(MATERIALS PROVIDED):
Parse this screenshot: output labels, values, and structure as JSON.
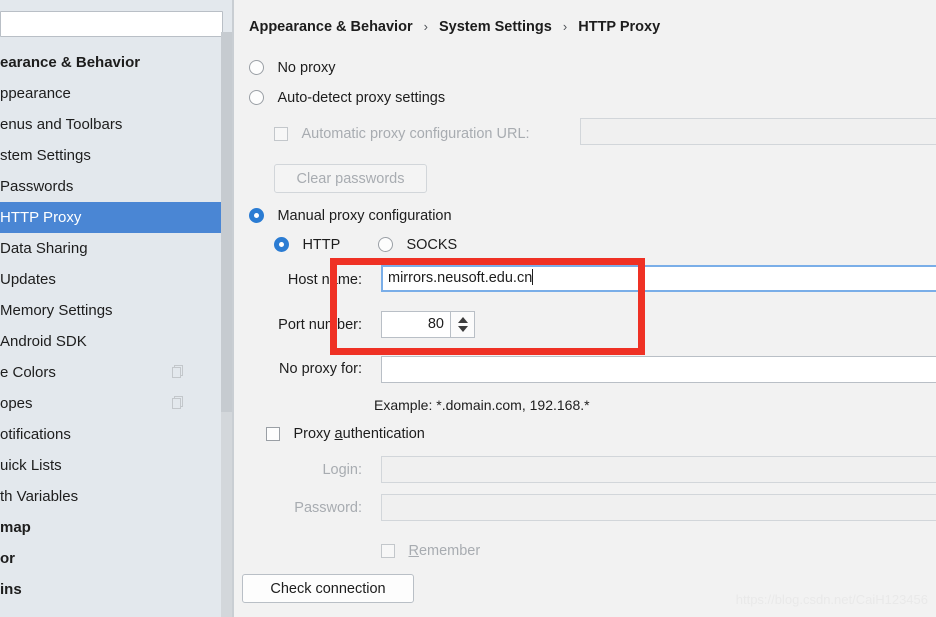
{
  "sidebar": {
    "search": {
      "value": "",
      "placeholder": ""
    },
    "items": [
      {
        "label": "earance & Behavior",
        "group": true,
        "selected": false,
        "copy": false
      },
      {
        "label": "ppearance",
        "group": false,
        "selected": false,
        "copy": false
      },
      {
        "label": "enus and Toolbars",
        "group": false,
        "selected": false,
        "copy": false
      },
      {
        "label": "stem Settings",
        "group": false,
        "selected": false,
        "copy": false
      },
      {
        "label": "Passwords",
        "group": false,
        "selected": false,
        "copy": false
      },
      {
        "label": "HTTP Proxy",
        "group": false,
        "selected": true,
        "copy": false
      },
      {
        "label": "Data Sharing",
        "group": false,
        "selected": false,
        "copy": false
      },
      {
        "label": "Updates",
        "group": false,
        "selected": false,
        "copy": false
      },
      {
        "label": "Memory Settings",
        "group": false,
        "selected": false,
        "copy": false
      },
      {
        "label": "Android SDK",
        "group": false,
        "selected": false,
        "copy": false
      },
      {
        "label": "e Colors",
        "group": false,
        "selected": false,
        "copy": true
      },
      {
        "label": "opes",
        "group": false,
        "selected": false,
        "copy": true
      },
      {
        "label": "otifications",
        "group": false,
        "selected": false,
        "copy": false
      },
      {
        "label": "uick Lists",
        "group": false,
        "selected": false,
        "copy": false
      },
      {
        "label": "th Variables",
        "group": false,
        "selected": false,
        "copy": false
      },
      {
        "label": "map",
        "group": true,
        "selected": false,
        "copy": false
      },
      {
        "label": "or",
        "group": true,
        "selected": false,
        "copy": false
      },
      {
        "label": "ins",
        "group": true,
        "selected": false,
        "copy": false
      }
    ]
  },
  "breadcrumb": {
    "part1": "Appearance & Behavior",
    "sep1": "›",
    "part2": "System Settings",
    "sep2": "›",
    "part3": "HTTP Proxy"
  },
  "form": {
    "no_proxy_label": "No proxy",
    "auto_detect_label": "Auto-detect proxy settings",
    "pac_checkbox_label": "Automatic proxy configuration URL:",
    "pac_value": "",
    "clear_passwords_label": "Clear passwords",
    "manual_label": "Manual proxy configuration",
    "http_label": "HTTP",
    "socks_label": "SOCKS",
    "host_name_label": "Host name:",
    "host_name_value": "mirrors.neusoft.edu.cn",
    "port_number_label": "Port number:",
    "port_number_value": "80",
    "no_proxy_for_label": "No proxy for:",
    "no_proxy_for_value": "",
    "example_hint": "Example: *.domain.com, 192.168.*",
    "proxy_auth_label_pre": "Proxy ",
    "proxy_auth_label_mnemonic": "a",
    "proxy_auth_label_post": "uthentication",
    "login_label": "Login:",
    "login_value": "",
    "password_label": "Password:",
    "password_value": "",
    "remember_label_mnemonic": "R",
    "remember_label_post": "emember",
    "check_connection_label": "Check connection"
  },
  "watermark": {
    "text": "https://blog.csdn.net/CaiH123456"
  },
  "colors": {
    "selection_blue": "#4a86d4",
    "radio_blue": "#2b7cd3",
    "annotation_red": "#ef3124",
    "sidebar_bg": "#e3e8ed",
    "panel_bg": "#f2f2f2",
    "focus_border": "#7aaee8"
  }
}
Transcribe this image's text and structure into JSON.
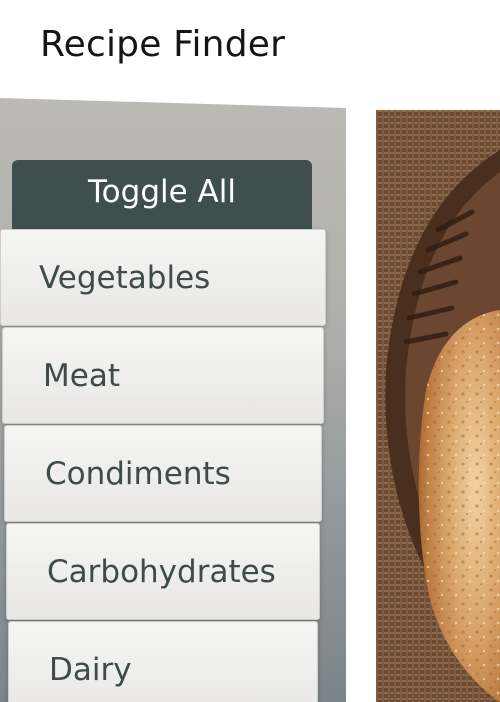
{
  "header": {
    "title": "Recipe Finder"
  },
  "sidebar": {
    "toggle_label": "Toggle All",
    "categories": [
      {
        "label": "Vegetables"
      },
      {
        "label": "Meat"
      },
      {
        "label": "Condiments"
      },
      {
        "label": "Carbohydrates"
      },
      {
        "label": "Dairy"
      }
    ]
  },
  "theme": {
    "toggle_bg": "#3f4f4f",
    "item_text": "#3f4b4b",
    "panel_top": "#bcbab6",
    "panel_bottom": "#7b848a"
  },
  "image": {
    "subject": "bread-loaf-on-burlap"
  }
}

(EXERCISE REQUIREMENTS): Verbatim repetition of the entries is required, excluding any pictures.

(WORKED SOLUTION):
Parse this screenshot: output labels, values, and structure as JSON.
{
  "sidebar": {
    "search": {
      "value": "",
      "placeholder": ""
    },
    "items": [
      {
        "label": "earance & Behavior",
        "group": true,
        "selected": false,
        "copy": false
      },
      {
        "label": "ppearance",
        "group": false,
        "selected": false,
        "copy": false
      },
      {
        "label": "enus and Toolbars",
        "group": false,
        "selected": false,
        "copy": false
      },
      {
        "label": "stem Settings",
        "group": false,
        "selected": false,
        "copy": false
      },
      {
        "label": "Passwords",
        "group": false,
        "selected": false,
        "copy": false
      },
      {
        "label": "HTTP Proxy",
        "group": false,
        "selected": true,
        "copy": false
      },
      {
        "label": "Data Sharing",
        "group": false,
        "selected": false,
        "copy": false
      },
      {
        "label": "Updates",
        "group": false,
        "selected": false,
        "copy": false
      },
      {
        "label": "Memory Settings",
        "group": false,
        "selected": false,
        "copy": false
      },
      {
        "label": "Android SDK",
        "group": false,
        "selected": false,
        "copy": false
      },
      {
        "label": "e Colors",
        "group": false,
        "selected": false,
        "copy": true
      },
      {
        "label": "opes",
        "group": false,
        "selected": false,
        "copy": true
      },
      {
        "label": "otifications",
        "group": false,
        "selected": false,
        "copy": false
      },
      {
        "label": "uick Lists",
        "group": false,
        "selected": false,
        "copy": false
      },
      {
        "label": "th Variables",
        "group": false,
        "selected": false,
        "copy": false
      },
      {
        "label": "map",
        "group": true,
        "selected": false,
        "copy": false
      },
      {
        "label": "or",
        "group": true,
        "selected": false,
        "copy": false
      },
      {
        "label": "ins",
        "group": true,
        "selected": false,
        "copy": false
      }
    ]
  },
  "breadcrumb": {
    "part1": "Appearance & Behavior",
    "sep1": "›",
    "part2": "System Settings",
    "sep2": "›",
    "part3": "HTTP Proxy"
  },
  "form": {
    "no_proxy_label": "No proxy",
    "auto_detect_label": "Auto-detect proxy settings",
    "pac_checkbox_label": "Automatic proxy configuration URL:",
    "pac_value": "",
    "clear_passwords_label": "Clear passwords",
    "manual_label": "Manual proxy configuration",
    "http_label": "HTTP",
    "socks_label": "SOCKS",
    "host_name_label": "Host name:",
    "host_name_value": "mirrors.neusoft.edu.cn",
    "port_number_label": "Port number:",
    "port_number_value": "80",
    "no_proxy_for_label": "No proxy for:",
    "no_proxy_for_value": "",
    "example_hint": "Example: *.domain.com, 192.168.*",
    "proxy_auth_label_pre": "Proxy ",
    "proxy_auth_label_mnemonic": "a",
    "proxy_auth_label_post": "uthentication",
    "login_label": "Login:",
    "login_value": "",
    "password_label": "Password:",
    "password_value": "",
    "remember_label_mnemonic": "R",
    "remember_label_post": "emember",
    "check_connection_label": "Check connection"
  },
  "watermark": {
    "text": "https://blog.csdn.net/CaiH123456"
  },
  "colors": {
    "selection_blue": "#4a86d4",
    "radio_blue": "#2b7cd3",
    "annotation_red": "#ef3124",
    "sidebar_bg": "#e3e8ed",
    "panel_bg": "#f2f2f2",
    "focus_border": "#7aaee8"
  }
}
Transcribe this image's text and structure into JSON.
{
  "header": {
    "title": "Recipe Finder"
  },
  "sidebar": {
    "toggle_label": "Toggle All",
    "categories": [
      {
        "label": "Vegetables"
      },
      {
        "label": "Meat"
      },
      {
        "label": "Condiments"
      },
      {
        "label": "Carbohydrates"
      },
      {
        "label": "Dairy"
      }
    ]
  },
  "theme": {
    "toggle_bg": "#3f4f4f",
    "item_text": "#3f4b4b",
    "panel_top": "#bcbab6",
    "panel_bottom": "#7b848a"
  },
  "image": {
    "subject": "bread-loaf-on-burlap"
  }
}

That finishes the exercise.